## [What you will do]
Quote all lines below exactly. Images stay out.

(Entries taken from a collection)
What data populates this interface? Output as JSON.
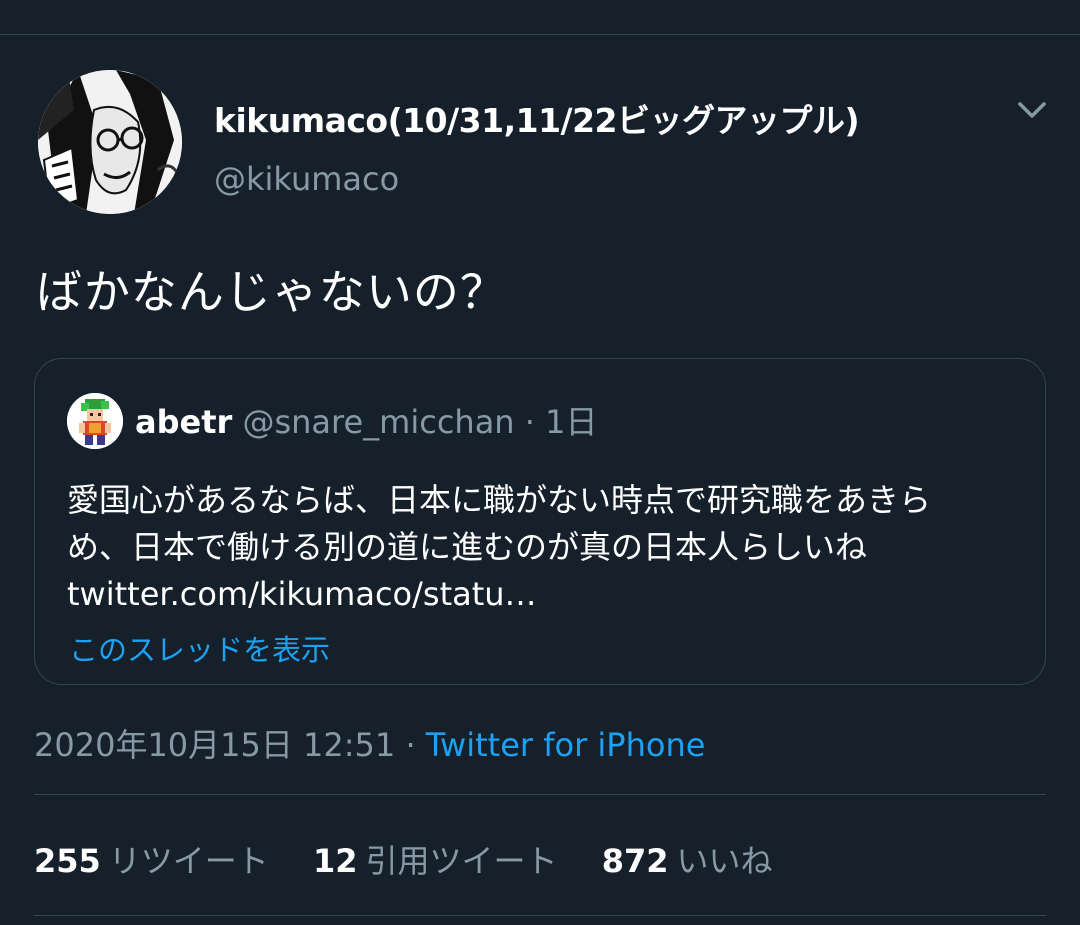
{
  "colors": {
    "background": "#15202b",
    "divider": "#38444d",
    "secondary_text": "#8899a6",
    "link": "#1da1f2",
    "primary_text": "#ffffff"
  },
  "tweet": {
    "display_name": "kikumaco(10/31,11/22ビッグアップル)",
    "handle": "@kikumaco",
    "avatar_icon": "manga-avatar-icon",
    "menu_icon": "chevron-down-icon",
    "text": "ばかなんじゃないの？",
    "quote": {
      "name": "abetr",
      "handle": "@snare_micchan",
      "separator": "·",
      "time": "1日",
      "avatar_icon": "pixel-character-avatar-icon",
      "lines": [
        "愛国心があるならば、日本に職がない時点で研究職をあきら",
        "め、日本で働ける別の道に進むのが真の日本人らしいね",
        "twitter.com/kikumaco/statu…"
      ],
      "thread_link": "このスレッドを表示"
    },
    "timestamp": "2020年10月15日 12:51",
    "meta_separator": "·",
    "source": "Twitter for iPhone",
    "stats": {
      "retweets": {
        "count": "255",
        "label": "リツイート"
      },
      "quotes": {
        "count": "12",
        "label": "引用ツイート"
      },
      "likes": {
        "count": "872",
        "label": "いいね"
      }
    }
  }
}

## [Result of this task]
What data populates this interface? Output as JSON.
{
  "colors": {
    "background": "#15202b",
    "divider": "#38444d",
    "secondary_text": "#8899a6",
    "link": "#1da1f2",
    "primary_text": "#ffffff"
  },
  "tweet": {
    "display_name": "kikumaco(10/31,11/22ビッグアップル)",
    "handle": "@kikumaco",
    "avatar_icon": "manga-avatar-icon",
    "menu_icon": "chevron-down-icon",
    "text": "ばかなんじゃないの？",
    "quote": {
      "name": "abetr",
      "handle": "@snare_micchan",
      "separator": "·",
      "time": "1日",
      "avatar_icon": "pixel-character-avatar-icon",
      "lines": [
        "愛国心があるならば、日本に職がない時点で研究職をあきら",
        "め、日本で働ける別の道に進むのが真の日本人らしいね",
        "twitter.com/kikumaco/statu…"
      ],
      "thread_link": "このスレッドを表示"
    },
    "timestamp": "2020年10月15日 12:51",
    "meta_separator": "·",
    "source": "Twitter for iPhone",
    "stats": {
      "retweets": {
        "count": "255",
        "label": "リツイート"
      },
      "quotes": {
        "count": "12",
        "label": "引用ツイート"
      },
      "likes": {
        "count": "872",
        "label": "いいね"
      }
    }
  }
}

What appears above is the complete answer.